Review: Clash of Iron by Angus Watson
Published April 14th 2015 by Orbit
Review copy received from the publisher
Sequel to the fast Age of Iron, Clash of Iron struggles to keep up the pace.
Lowa is now responsible for Maidun, and she starts to prepare for the prophesied coming of the Romans. However, Britain isn’t easy to unite, and together with her trusted friends she will have to defend her people from dangers close to her.
For the first two hundred pages, Clash of Iron flounders. After the story arc in the first book, there is not logical continuation, and the tension has to rebuilt from scratch. The Romans are coming – we know that – but this premise in itself isn’t enough to keep the reader reading. We see all kinds of flashes of the lives of our protagonists, but there is no conflict. To make a more reasonable time frame, there are big leaps in time, making the first part feel choppy and fragmented.

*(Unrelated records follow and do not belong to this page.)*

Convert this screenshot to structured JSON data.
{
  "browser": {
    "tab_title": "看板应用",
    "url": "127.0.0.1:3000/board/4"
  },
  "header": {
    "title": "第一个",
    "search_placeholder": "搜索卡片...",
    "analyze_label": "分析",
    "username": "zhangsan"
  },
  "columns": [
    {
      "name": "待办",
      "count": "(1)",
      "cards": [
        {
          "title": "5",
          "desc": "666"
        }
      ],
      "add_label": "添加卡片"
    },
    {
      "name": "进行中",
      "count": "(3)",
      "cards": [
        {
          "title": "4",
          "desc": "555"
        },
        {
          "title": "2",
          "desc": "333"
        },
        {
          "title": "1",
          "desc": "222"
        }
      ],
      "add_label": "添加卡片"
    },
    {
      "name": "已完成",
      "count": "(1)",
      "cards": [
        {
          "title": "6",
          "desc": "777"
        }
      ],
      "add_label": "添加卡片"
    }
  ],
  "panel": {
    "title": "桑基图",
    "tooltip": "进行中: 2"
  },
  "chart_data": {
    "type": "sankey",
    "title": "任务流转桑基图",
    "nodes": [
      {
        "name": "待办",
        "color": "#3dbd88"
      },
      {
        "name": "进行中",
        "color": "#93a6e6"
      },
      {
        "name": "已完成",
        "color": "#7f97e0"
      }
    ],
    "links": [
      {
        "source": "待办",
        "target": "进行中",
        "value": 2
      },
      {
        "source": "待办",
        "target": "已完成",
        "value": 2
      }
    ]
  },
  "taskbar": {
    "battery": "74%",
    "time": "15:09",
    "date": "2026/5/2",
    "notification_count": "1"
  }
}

Luckily, Mr Watson regains the reigns to his story after the beginning, and from then on, it’s smooth sailing. The Age of Iron books are written in a wry, humorous and accessible style that will appeal to readers who find historical or fantasy books too dry. It should also be noted that Clash of Iron can be quite dark and gruesome – for many characters, lives aren’t taken seriously. They murder and torture like it’s all a game to them. This kind of gore isn’t uncommon in fantasy lately, but one does need to have the stomach for it.
Clash of Iron follows more characters than Age of Iron did, but since we already know all of these faces, it’s not hard to get into their stories. Sadly some of them remain one-dimensional, especially Ragnall, a druid’s apprentice who is sent to Rome to spy. His thoughts lack the complexity to make them seem realistic. On the other hand, I very much enjoyed the chapters written from the perspective of Spring and Chamanca. While fantasy is almost notoriously white-washed and misogynistic, Mr Watson succeeds in creating a believably diverse cast. I especially enjoyed that women fight in the armies as well, and that they weren’t seen as inferior warriors.
This sequel has some issues, but the ending of Clash of Iron is very strong and makes me excited to read the conclusion of the trilogy. If the last two hundred pages of this book are an indication, Reign of Iron is going to be pretty epic.
LEADERS ARE FORGED IN THE FIRES OF WAR
Iron Age warriors Dug and Lowa captured Maidun castle and freed its slaves. But now they must defend it.
A Roman invasion is coming from Gaul, but rather than uniting to defend their home, the British tribes go to battle with each other — and see Maidun as an easy target.
Meanwhile, Lowa’s spies infiltrate Gaul, discovering the Romans have recruited British druids. And Maidunite Ragnall finds his loyalties torn when he meets Rome’s charismatic general, Julius Caesar.
War is coming. Who will pay its price?
- Symbiont by Mira Grant
- World War Z by Max Brooks
- The Mysteries by Lisa Tuttle
- Mistborn by Brandon Sanderson
- Age of Iron
- Clash of Iron
- Reign of Iron
This book was also featured in the post Fantasy Books You Might Not Have Read Yet